Would you believe that Israel uses the same currency found in the bible? It’s true! Talk about coming from old money!
About the Shekel
In the U.S., the basic unit of currency is the dollar. If you are using actual money, instead of a credit card, a dollar it is divided into 100 cents. When using coins, most of us expect to use nickels (5 cents), dimes (10 cents) or quarters (25 cents). After that comes paper money as 1-, 5-, 10, 20-, 50-, and 100-dollar bills.
In Israel, the basic unit of currency is the New Israel Shekel, abbreviated as NIS. The Hebrew symbol for the Israeli New Shekel is ₪.
The shekel is divided into 100 agorot, although the smallest denomination you will encounter is the 10-agorot copper-colored coins. The coins come in an assortment of sizes. The paper money comes as 20-, 50-, 100-, and 200-shekel notes.
Do I Need Shekels for my Israel Celebration Tour?
For the most part, a trip from Israel Celebration Tours covers your transportation, most meals, the tour guide, and hotels. When you are shopping for any incidentals or for mementos, most shops accept Visa and Mastercard credit cards. Discover cards are not accepted. American Express cards can be used, but additional fees will be charged if you use them. If you choose to leave a cash tip at a restaurant (rather than putting it on your credit card), dollars can be used, but coins can not. On the other hand, you may decide you’d like to get some Israeli currency for those times when you want to grab a quick drink or a delicious falafel from a street vendor.

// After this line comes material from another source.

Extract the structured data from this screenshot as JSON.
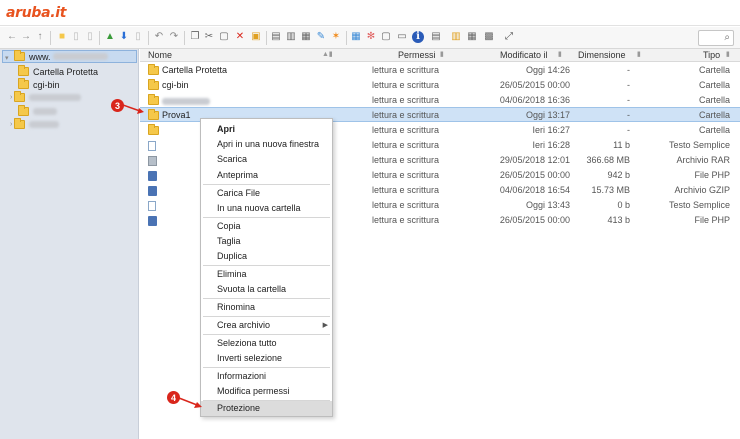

How Much is a Shekel Worth in Dollars?
Without getting into the complexity of how the value of a currency fluctuates, let us simply say that Israel’s currency is quite stable. For the last several years, a shekel has been worth approximately 25 cents, in other words, you’ll get 3.5 to 4 shekels to the dollar.

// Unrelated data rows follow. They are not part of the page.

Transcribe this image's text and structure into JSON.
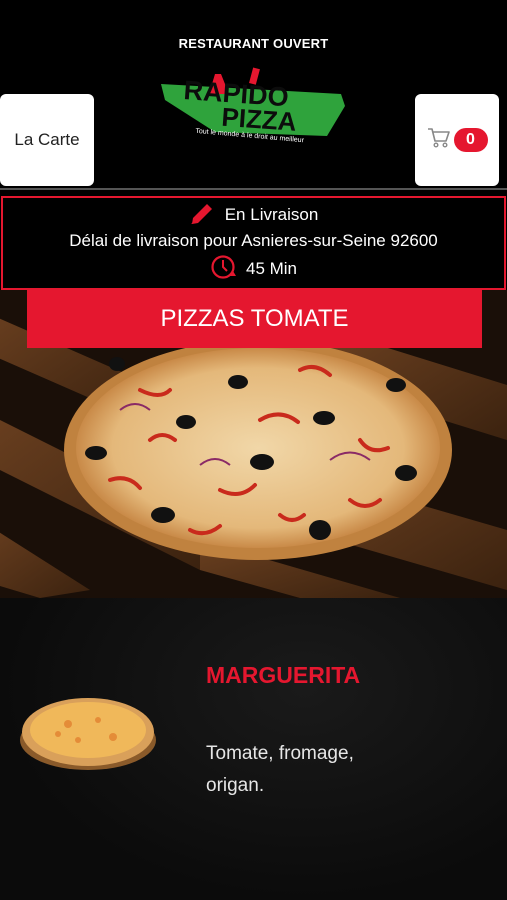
{
  "status": {
    "text": "RESTAURANT OUVERT"
  },
  "header": {
    "menu_button_label": "La Carte",
    "cart_count": "0",
    "logo": {
      "line1": "RAPIDO",
      "line2": "PIZZA",
      "tagline": "Tout le monde à le droit au meilleur"
    }
  },
  "delivery": {
    "mode": "En Livraison",
    "info": "Délai de livraison pour Asnieres-sur-Seine 92600",
    "time": "45 Min"
  },
  "category": {
    "title": "PIZZAS TOMATE"
  },
  "products": [
    {
      "name": "MARGUERITA",
      "description": "Tomate, fromage, origan."
    }
  ],
  "colors": {
    "accent": "#e5172f",
    "logo_green": "#2fa33c",
    "background": "#000000"
  }
}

We encourage you to visit these web sites to review how the dollar and the shekel are currently compared:
Where to Get Shekels?
After arriving, but before you leave Ben Gurion Airport, you can stop by exchange counters to convert some of you dollars to shekels, but don’t convert too much! You get a poor rate of exchange at the airport exchange shops. It is much better to go to an ATM machine, found at most hotels, which will give standard rates.
Your credit cards can be used to get Israeli money from any ATM debit machines specifically marked to accept them. These machines usually have decals for Visa, MasterCard, or international flags on them. You’ll find these ATMs in almost every hotel and in heavily touristed areas. If you are going off the beaten path, stock up on shekels in your hotel while you can.
Keep in mind that credit card companies protect themselves from theft by limiting maximum withdrawals outside their home country, so call your credit card company before you leave home. Check with your bank as to whether your card will function in Israel. Be sure you know your personal identification number (PIN) and daily withdrawal limit before you depart home.
Remember that ATMs will not be restocked during Shabbat, and there’s usually a run on ATMs on Friday, so stock up before the Israeli weekend or holidays.
You can learn more about the history of Israeli currency at Wikipedia.